The entries below are to be given back exactly, with images excluded.

Stored dataset items:
BEGIN

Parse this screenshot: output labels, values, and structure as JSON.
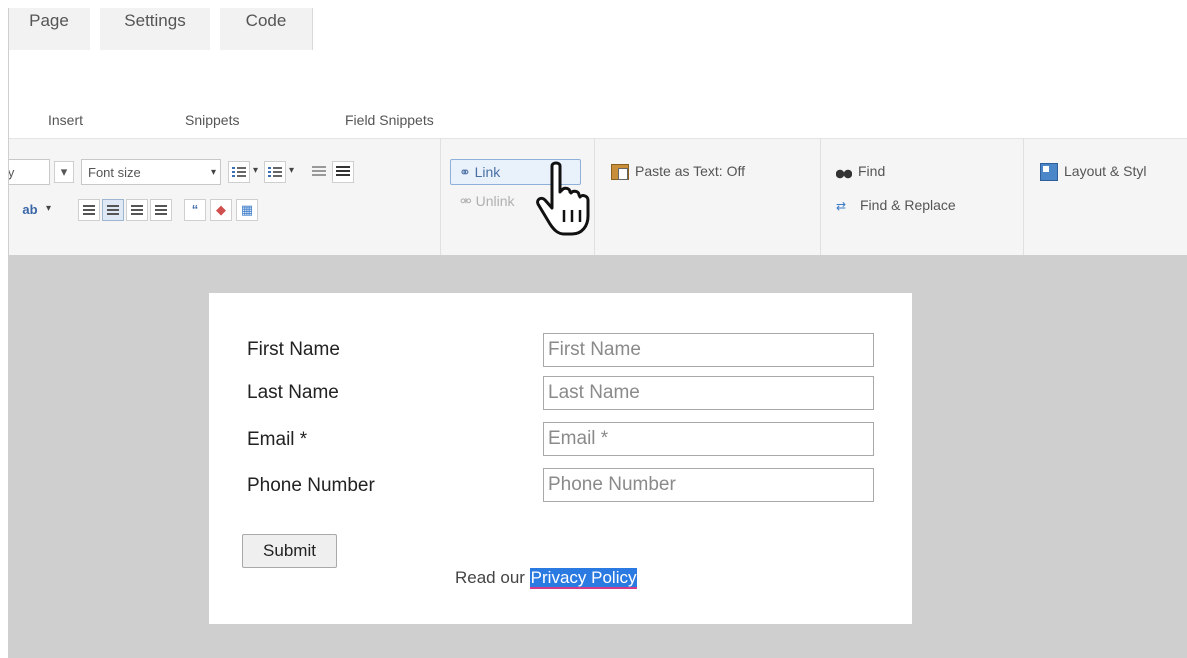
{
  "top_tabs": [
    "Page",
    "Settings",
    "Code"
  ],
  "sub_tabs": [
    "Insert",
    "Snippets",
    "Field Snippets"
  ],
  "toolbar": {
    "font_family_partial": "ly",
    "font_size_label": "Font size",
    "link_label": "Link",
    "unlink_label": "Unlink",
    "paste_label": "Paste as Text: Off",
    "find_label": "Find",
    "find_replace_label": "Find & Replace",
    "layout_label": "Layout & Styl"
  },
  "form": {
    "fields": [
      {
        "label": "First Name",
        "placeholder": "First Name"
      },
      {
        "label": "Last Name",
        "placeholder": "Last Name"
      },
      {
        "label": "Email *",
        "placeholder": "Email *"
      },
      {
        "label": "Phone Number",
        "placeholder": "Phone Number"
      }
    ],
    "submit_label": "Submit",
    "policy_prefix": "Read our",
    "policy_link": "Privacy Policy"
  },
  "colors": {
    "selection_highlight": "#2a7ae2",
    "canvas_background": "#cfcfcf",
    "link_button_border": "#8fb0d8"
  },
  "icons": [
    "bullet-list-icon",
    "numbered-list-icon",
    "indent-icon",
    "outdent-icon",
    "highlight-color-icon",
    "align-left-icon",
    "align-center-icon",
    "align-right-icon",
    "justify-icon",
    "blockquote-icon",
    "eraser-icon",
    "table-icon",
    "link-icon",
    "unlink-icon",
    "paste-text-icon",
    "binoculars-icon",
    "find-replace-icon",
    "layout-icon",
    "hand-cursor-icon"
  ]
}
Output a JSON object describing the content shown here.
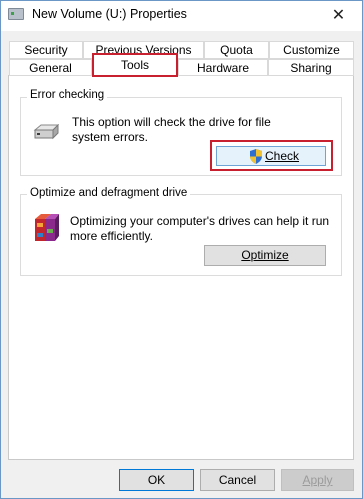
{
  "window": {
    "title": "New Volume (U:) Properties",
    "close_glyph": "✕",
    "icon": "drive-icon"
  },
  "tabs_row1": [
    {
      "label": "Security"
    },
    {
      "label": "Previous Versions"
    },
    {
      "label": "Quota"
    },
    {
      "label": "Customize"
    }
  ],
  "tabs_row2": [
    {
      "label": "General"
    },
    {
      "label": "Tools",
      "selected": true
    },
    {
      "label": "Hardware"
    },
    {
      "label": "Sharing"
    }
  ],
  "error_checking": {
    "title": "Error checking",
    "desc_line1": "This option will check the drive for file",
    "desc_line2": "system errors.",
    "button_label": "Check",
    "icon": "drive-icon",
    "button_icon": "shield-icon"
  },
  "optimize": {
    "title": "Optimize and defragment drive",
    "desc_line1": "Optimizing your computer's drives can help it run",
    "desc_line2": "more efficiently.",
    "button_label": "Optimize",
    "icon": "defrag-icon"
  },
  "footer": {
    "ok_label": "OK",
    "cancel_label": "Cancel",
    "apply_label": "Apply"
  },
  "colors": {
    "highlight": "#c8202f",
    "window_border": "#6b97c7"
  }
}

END

■ ANSWER TO THE EXERCISE
Parse this screenshot: output labels, values, and structure as JSON.
{
  "top_tabs": [
    "Page",
    "Settings",
    "Code"
  ],
  "sub_tabs": [
    "Insert",
    "Snippets",
    "Field Snippets"
  ],
  "toolbar": {
    "font_family_partial": "ly",
    "font_size_label": "Font size",
    "link_label": "Link",
    "unlink_label": "Unlink",
    "paste_label": "Paste as Text: Off",
    "find_label": "Find",
    "find_replace_label": "Find & Replace",
    "layout_label": "Layout & Styl"
  },
  "form": {
    "fields": [
      {
        "label": "First Name",
        "placeholder": "First Name"
      },
      {
        "label": "Last Name",
        "placeholder": "Last Name"
      },
      {
        "label": "Email *",
        "placeholder": "Email *"
      },
      {
        "label": "Phone Number",
        "placeholder": "Phone Number"
      }
    ],
    "submit_label": "Submit",
    "policy_prefix": "Read our",
    "policy_link": "Privacy Policy"
  },
  "colors": {
    "selection_highlight": "#2a7ae2",
    "canvas_background": "#cfcfcf",
    "link_button_border": "#8fb0d8"
  },
  "icons": [
    "bullet-list-icon",
    "numbered-list-icon",
    "indent-icon",
    "outdent-icon",
    "highlight-color-icon",
    "align-left-icon",
    "align-center-icon",
    "align-right-icon",
    "justify-icon",
    "blockquote-icon",
    "eraser-icon",
    "table-icon",
    "link-icon",
    "unlink-icon",
    "paste-text-icon",
    "binoculars-icon",
    "find-replace-icon",
    "layout-icon",
    "hand-cursor-icon"
  ]
}
Output a JSON object describing the content shown here.
{
  "window": {
    "title": "New Volume (U:) Properties",
    "close_glyph": "✕",
    "icon": "drive-icon"
  },
  "tabs_row1": [
    {
      "label": "Security"
    },
    {
      "label": "Previous Versions"
    },
    {
      "label": "Quota"
    },
    {
      "label": "Customize"
    }
  ],
  "tabs_row2": [
    {
      "label": "General"
    },
    {
      "label": "Tools",
      "selected": true
    },
    {
      "label": "Hardware"
    },
    {
      "label": "Sharing"
    }
  ],
  "error_checking": {
    "title": "Error checking",
    "desc_line1": "This option will check the drive for file",
    "desc_line2": "system errors.",
    "button_label": "Check",
    "icon": "drive-icon",
    "button_icon": "shield-icon"
  },
  "optimize": {
    "title": "Optimize and defragment drive",
    "desc_line1": "Optimizing your computer's drives can help it run",
    "desc_line2": "more efficiently.",
    "button_label": "Optimize",
    "icon": "defrag-icon"
  },
  "footer": {
    "ok_label": "OK",
    "cancel_label": "Cancel",
    "apply_label": "Apply"
  },
  "colors": {
    "highlight": "#c8202f",
    "window_border": "#6b97c7"
  }
}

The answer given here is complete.